From fire suppression to natural disaster response, for fire fighters it is essential to prioritise operations and interventions in order to manage the human and material resources available. In search of new technologies to assist their emergency response, in December 2015, the Seine-et-Marne Fire and Emergency Department contacted Parrot. The Bebop 2 met the needs identified in conventional theatres of operation: light and manoeuvrable, the device quickly obtains air imagery which is useful for making decisions in the field. Through the SDIS77 (Fire and Emergency Department 77), Commander Olivier Compta, responsible for the drone project, wanted to use drones more systematically to optimise different field initiatives. They would be one of first French Fire and Emergency Departments authorised to practise rapid and effective air inspections.
Towards the end of March 2016, heavy rain in the Paris region caused dangerous levels of flooding in several towns. On 2 June 2016, the flood peak was announced. On the same day, Parrot joined the firemen at flood locations with three pilots and more than 24 drones. In anticipation of the flood peak, the fire brigade foresaw the extra need for local aerial shots. Parrot contacted pilots Boris Schoene, Julien Raison and Jody Vandenschrick who joined the teams in the field for three days.

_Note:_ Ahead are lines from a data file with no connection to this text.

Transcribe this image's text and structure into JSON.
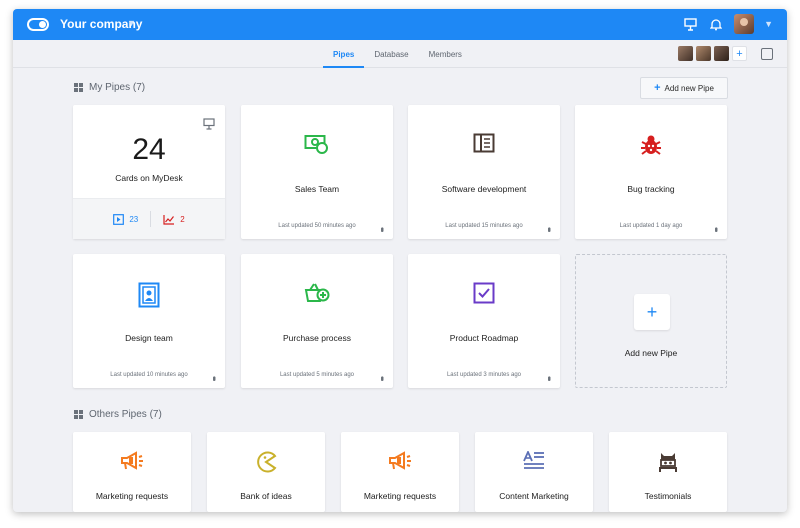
{
  "header": {
    "company": "Your company",
    "accent": "#1e88f5"
  },
  "tabs": [
    {
      "label": "Pipes",
      "active": true
    },
    {
      "label": "Database",
      "active": false
    },
    {
      "label": "Members",
      "active": false
    }
  ],
  "my_pipes": {
    "title": "My Pipes (7)",
    "add_button": "Add new Pipe",
    "desk": {
      "count": "24",
      "label": "Cards on MyDesk",
      "stat_tasks": "23",
      "stat_late": "2"
    },
    "pipes": [
      {
        "name": "Sales Team",
        "updated": "Last updated 50 minutes ago",
        "icon": "money-icon",
        "color": "#2bb74a"
      },
      {
        "name": "Software development",
        "updated": "Last updated 15 minutes ago",
        "icon": "panel-icon",
        "color": "#4a3b34"
      },
      {
        "name": "Bug tracking",
        "updated": "Last updated 1 day ago",
        "icon": "bug-icon",
        "color": "#d61f1f"
      },
      {
        "name": "Design team",
        "updated": "Last updated 10 minutes ago",
        "icon": "portrait-icon",
        "color": "#1e88f5"
      },
      {
        "name": "Purchase process",
        "updated": "Last updated 5 minutes ago",
        "icon": "basket-icon",
        "color": "#2bb74a"
      },
      {
        "name": "Product Roadmap",
        "updated": "Last updated 3 minutes ago",
        "icon": "checkbox-icon",
        "color": "#6a3bc8"
      }
    ],
    "add_card_label": "Add new Pipe"
  },
  "others": {
    "title": "Others Pipes (7)",
    "pipes": [
      {
        "name": "Marketing requests",
        "icon": "megaphone-icon",
        "color": "#f47b20"
      },
      {
        "name": "Bank of ideas",
        "icon": "pacman-icon",
        "color": "#c9b12b"
      },
      {
        "name": "Marketing requests",
        "icon": "megaphone-icon",
        "color": "#f47b20"
      },
      {
        "name": "Content Marketing",
        "icon": "text-align-icon",
        "color": "#5b6fb5"
      },
      {
        "name": "Testimonials",
        "icon": "mask-icon",
        "color": "#4a3b34"
      }
    ]
  }
}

The identification of flooded locations is important in crisis management. Air shots monitored the gradual rise in water levels and made it possible to decide whether or not to launch an intervention, to rectify the flood recession forecasts and to deploy resources in the most relevant areas.
The most useful function was live video feedback. The fire brigade operational centre (CODIS) uses such videos in real time to anticipate situations. For this purpose, the teams had an instant video transmission module with the sending capacity of 8 SIM cards. Connected to the Skycontroller’s HDMI port, this live streaming solution was a key component of operational success.
Air shots offer an ideal solution for mapping locations. Today, two complementary solutions can be adopted in the field: a helicopter and a drone. While helicopters are essential in rescue missions – for transporting people and for general mapping covering long distances – it is preferable to use a drone for pure identification missions to optimise deployment times and costs. Manoeuvrable and responsive, drones are fit for that purpose. The distribution of several devices over several strategic areas offers precise air coverage, which is all the more effective as it is paired with real-time video feedback.